## DATA IN THIS EXERCISE
=== Begin Enclosure ===

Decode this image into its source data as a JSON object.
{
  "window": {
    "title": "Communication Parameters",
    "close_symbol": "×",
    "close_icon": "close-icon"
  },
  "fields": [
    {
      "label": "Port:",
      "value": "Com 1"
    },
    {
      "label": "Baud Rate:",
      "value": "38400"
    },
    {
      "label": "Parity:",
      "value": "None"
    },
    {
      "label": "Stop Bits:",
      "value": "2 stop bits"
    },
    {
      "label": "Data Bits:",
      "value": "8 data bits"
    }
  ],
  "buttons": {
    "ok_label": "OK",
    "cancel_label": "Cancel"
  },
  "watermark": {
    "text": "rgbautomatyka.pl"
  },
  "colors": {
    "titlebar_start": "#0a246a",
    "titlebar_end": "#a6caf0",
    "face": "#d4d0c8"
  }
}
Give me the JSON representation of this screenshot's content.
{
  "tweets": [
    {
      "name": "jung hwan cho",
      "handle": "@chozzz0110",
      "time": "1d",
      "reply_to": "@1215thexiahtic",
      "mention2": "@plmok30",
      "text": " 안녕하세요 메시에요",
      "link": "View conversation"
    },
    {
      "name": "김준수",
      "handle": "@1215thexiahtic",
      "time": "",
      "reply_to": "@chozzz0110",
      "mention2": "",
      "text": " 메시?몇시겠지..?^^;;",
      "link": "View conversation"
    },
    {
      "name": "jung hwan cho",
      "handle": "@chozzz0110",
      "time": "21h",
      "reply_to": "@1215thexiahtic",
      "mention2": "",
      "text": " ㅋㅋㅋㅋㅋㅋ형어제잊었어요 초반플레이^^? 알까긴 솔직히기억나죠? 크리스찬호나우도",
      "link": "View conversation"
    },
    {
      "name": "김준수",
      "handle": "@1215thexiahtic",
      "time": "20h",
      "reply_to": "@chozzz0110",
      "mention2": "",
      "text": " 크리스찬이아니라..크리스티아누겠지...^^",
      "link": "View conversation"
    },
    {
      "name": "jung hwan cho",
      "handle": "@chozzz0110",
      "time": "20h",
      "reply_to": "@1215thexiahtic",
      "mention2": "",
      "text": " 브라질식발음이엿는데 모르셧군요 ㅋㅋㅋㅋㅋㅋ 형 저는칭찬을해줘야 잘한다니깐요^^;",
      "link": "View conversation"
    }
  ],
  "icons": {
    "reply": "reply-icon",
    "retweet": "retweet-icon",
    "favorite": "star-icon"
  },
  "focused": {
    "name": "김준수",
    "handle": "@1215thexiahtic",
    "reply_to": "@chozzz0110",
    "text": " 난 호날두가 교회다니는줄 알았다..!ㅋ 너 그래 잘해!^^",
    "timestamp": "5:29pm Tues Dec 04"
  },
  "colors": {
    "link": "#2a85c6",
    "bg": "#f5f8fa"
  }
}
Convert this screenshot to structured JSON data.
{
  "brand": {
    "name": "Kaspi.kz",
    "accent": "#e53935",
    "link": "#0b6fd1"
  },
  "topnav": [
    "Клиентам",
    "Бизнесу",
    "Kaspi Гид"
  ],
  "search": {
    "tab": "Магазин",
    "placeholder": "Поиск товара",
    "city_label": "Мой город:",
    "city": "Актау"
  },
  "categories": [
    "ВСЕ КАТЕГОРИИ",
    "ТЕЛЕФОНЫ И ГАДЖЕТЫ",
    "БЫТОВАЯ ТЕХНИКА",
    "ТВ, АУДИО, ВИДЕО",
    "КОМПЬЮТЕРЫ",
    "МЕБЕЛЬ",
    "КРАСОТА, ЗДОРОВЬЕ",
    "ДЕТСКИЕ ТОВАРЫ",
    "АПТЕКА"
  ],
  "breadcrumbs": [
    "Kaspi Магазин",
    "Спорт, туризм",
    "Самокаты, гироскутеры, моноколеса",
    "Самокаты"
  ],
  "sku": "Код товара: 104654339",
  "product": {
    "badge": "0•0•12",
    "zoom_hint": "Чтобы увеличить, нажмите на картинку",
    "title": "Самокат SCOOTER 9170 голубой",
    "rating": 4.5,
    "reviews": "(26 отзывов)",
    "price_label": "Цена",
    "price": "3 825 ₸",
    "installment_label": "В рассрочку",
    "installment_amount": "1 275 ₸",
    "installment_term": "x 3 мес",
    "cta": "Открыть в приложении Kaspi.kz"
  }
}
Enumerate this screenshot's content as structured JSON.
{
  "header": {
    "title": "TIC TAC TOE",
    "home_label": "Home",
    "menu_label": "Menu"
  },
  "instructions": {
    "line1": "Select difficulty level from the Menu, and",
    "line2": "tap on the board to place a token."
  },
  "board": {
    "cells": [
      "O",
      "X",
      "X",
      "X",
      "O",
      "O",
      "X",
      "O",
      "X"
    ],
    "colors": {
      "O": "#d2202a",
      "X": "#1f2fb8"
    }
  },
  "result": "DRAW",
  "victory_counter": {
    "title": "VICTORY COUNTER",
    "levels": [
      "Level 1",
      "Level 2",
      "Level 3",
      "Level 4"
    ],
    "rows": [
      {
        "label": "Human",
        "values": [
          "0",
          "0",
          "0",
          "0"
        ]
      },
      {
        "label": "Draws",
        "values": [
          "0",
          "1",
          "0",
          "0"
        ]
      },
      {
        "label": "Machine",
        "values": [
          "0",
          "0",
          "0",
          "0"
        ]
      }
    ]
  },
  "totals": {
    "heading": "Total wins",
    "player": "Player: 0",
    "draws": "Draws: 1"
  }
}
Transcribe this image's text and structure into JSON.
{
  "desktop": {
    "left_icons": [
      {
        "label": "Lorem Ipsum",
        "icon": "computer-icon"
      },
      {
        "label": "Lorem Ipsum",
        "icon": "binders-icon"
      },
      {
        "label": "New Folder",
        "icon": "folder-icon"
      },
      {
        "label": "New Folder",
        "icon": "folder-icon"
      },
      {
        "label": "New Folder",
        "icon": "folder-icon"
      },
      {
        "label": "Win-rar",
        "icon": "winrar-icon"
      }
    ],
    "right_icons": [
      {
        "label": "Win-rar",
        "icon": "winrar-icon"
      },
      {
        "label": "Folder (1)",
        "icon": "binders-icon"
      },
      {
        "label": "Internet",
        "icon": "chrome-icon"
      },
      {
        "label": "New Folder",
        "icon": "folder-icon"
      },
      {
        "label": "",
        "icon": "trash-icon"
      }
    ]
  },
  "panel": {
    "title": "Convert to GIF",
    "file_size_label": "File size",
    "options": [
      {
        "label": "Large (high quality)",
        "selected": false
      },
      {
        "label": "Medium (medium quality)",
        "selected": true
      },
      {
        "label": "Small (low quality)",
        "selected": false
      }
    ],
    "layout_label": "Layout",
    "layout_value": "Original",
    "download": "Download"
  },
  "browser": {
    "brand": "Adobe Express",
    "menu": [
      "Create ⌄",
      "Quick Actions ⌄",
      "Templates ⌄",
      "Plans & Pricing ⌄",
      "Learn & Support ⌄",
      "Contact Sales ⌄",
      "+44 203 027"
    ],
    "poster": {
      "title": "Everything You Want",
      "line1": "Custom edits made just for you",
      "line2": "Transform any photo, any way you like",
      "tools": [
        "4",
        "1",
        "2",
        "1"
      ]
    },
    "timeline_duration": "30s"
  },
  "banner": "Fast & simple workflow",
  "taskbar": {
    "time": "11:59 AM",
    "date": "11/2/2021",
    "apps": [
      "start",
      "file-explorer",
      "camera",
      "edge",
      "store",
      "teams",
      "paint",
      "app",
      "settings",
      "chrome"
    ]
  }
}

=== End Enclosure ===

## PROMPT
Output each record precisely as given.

## EXPECTED ANSWER
Decode this image into its source data as a JSON object.
{
  "window": {
    "title": "Communication Parameters",
    "close_symbol": "×",
    "close_icon": "close-icon"
  },
  "fields": [
    {
      "label": "Port:",
      "value": "Com 1"
    },
    {
      "label": "Baud Rate:",
      "value": "38400"
    },
    {
      "label": "Parity:",
      "value": "None"
    },
    {
      "label": "Stop Bits:",
      "value": "2 stop bits"
    },
    {
      "label": "Data Bits:",
      "value": "8 data bits"
    }
  ],
  "buttons": {
    "ok_label": "OK",
    "cancel_label": "Cancel"
  },
  "watermark": {
    "text": "rgbautomatyka.pl"
  },
  "colors": {
    "titlebar_start": "#0a246a",
    "titlebar_end": "#a6caf0",
    "face": "#d4d0c8"
  }
}
Give me the JSON representation of this screenshot's content.
{
  "tweets": [
    {
      "name": "jung hwan cho",
      "handle": "@chozzz0110",
      "time": "1d",
      "reply_to": "@1215thexiahtic",
      "mention2": "@plmok30",
      "text": " 안녕하세요 메시에요",
      "link": "View conversation"
    },
    {
      "name": "김준수",
      "handle": "@1215thexiahtic",
      "time": "",
      "reply_to": "@chozzz0110",
      "mention2": "",
      "text": " 메시?몇시겠지..?^^;;",
      "link": "View conversation"
    },
    {
      "name": "jung hwan cho",
      "handle": "@chozzz0110",
      "time": "21h",
      "reply_to": "@1215thexiahtic",
      "mention2": "",
      "text": " ㅋㅋㅋㅋㅋㅋ형어제잊었어요 초반플레이^^? 알까긴 솔직히기억나죠? 크리스찬호나우도",
      "link": "View conversation"
    },
    {
      "name": "김준수",
      "handle": "@1215thexiahtic",
      "time": "20h",
      "reply_to": "@chozzz0110",
      "mention2": "",
      "text": " 크리스찬이아니라..크리스티아누겠지...^^",
      "link": "View conversation"
    },
    {
      "name": "jung hwan cho",
      "handle": "@chozzz0110",
      "time": "20h",
      "reply_to": "@1215thexiahtic",
      "mention2": "",
      "text": " 브라질식발음이엿는데 모르셧군요 ㅋㅋㅋㅋㅋㅋ 형 저는칭찬을해줘야 잘한다니깐요^^;",
      "link": "View conversation"
    }
  ],
  "icons": {
    "reply": "reply-icon",
    "retweet": "retweet-icon",
    "favorite": "star-icon"
  },
  "focused": {
    "name": "김준수",
    "handle": "@1215thexiahtic",
    "reply_to": "@chozzz0110",
    "text": " 난 호날두가 교회다니는줄 알았다..!ㅋ 너 그래 잘해!^^",
    "timestamp": "5:29pm Tues Dec 04"
  },
  "colors": {
    "link": "#2a85c6",
    "bg": "#f5f8fa"
  }
}
Convert this screenshot to structured JSON data.
{
  "brand": {
    "name": "Kaspi.kz",
    "accent": "#e53935",
    "link": "#0b6fd1"
  },
  "topnav": [
    "Клиентам",
    "Бизнесу",
    "Kaspi Гид"
  ],
  "search": {
    "tab": "Магазин",
    "placeholder": "Поиск товара",
    "city_label": "Мой город:",
    "city": "Актау"
  },
  "categories": [
    "ВСЕ КАТЕГОРИИ",
    "ТЕЛЕФОНЫ И ГАДЖЕТЫ",
    "БЫТОВАЯ ТЕХНИКА",
    "ТВ, АУДИО, ВИДЕО",
    "КОМПЬЮТЕРЫ",
    "МЕБЕЛЬ",
    "КРАСОТА, ЗДОРОВЬЕ",
    "ДЕТСКИЕ ТОВАРЫ",
    "АПТЕКА"
  ],
  "breadcrumbs": [
    "Kaspi Магазин",
    "Спорт, туризм",
    "Самокаты, гироскутеры, моноколеса",
    "Самокаты"
  ],
  "sku": "Код товара: 104654339",
  "product": {
    "badge": "0•0•12",
    "zoom_hint": "Чтобы увеличить, нажмите на картинку",
    "title": "Самокат SCOOTER 9170 голубой",
    "rating": 4.5,
    "reviews": "(26 отзывов)",
    "price_label": "Цена",
    "price": "3 825 ₸",
    "installment_label": "В рассрочку",
    "installment_amount": "1 275 ₸",
    "installment_term": "x 3 мес",
    "cta": "Открыть в приложении Kaspi.kz"
  }
}
Enumerate this screenshot's content as structured JSON.
{
  "header": {
    "title": "TIC TAC TOE",
    "home_label": "Home",
    "menu_label": "Menu"
  },
  "instructions": {
    "line1": "Select difficulty level from the Menu, and",
    "line2": "tap on the board to place a token."
  },
  "board": {
    "cells": [
      "O",
      "X",
      "X",
      "X",
      "O",
      "O",
      "X",
      "O",
      "X"
    ],
    "colors": {
      "O": "#d2202a",
      "X": "#1f2fb8"
    }
  },
  "result": "DRAW",
  "victory_counter": {
    "title": "VICTORY COUNTER",
    "levels": [
      "Level 1",
      "Level 2",
      "Level 3",
      "Level 4"
    ],
    "rows": [
      {
        "label": "Human",
        "values": [
          "0",
          "0",
          "0",
          "0"
        ]
      },
      {
        "label": "Draws",
        "values": [
          "0",
          "1",
          "0",
          "0"
        ]
      },
      {
        "label": "Machine",
        "values": [
          "0",
          "0",
          "0",
          "0"
        ]
      }
    ]
  },
  "totals": {
    "heading": "Total wins",
    "player": "Player: 0",
    "draws": "Draws: 1"
  }
}
Transcribe this image's text and structure into JSON.
{
  "desktop": {
    "left_icons": [
      {
        "label": "Lorem Ipsum",
        "icon": "computer-icon"
      },
      {
        "label": "Lorem Ipsum",
        "icon": "binders-icon"
      },
      {
        "label": "New Folder",
        "icon": "folder-icon"
      },
      {
        "label": "New Folder",
        "icon": "folder-icon"
      },
      {
        "label": "New Folder",
        "icon": "folder-icon"
      },
      {
        "label": "Win-rar",
        "icon": "winrar-icon"
      }
    ],
    "right_icons": [
      {
        "label": "Win-rar",
        "icon": "winrar-icon"
      },
      {
        "label": "Folder (1)",
        "icon": "binders-icon"
      },
      {
        "label": "Internet",
        "icon": "chrome-icon"
      },
      {
        "label": "New Folder",
        "icon": "folder-icon"
      },
      {
        "label": "",
        "icon": "trash-icon"
      }
    ]
  },
  "panel": {
    "title": "Convert to GIF",
    "file_size_label": "File size",
    "options": [
      {
        "label": "Large (high quality)",
        "selected": false
      },
      {
        "label": "Medium (medium quality)",
        "selected": true
      },
      {
        "label": "Small (low quality)",
        "selected": false
      }
    ],
    "layout_label": "Layout",
    "layout_value": "Original",
    "download": "Download"
  },
  "browser": {
    "brand": "Adobe Express",
    "menu": [
      "Create ⌄",
      "Quick Actions ⌄",
      "Templates ⌄",
      "Plans & Pricing ⌄",
      "Learn & Support ⌄",
      "Contact Sales ⌄",
      "+44 203 027"
    ],
    "poster": {
      "title": "Everything You Want",
      "line1": "Custom edits made just for you",
      "line2": "Transform any photo, any way you like",
      "tools": [
        "4",
        "1",
        "2",
        "1"
      ]
    },
    "timeline_duration": "30s"
  },
  "banner": "Fast & simple workflow",
  "taskbar": {
    "time": "11:59 AM",
    "date": "11/2/2021",
    "apps": [
      "start",
      "file-explorer",
      "camera",
      "edge",
      "store",
      "teams",
      "paint",
      "app",
      "settings",
      "chrome"
    ]
  }
}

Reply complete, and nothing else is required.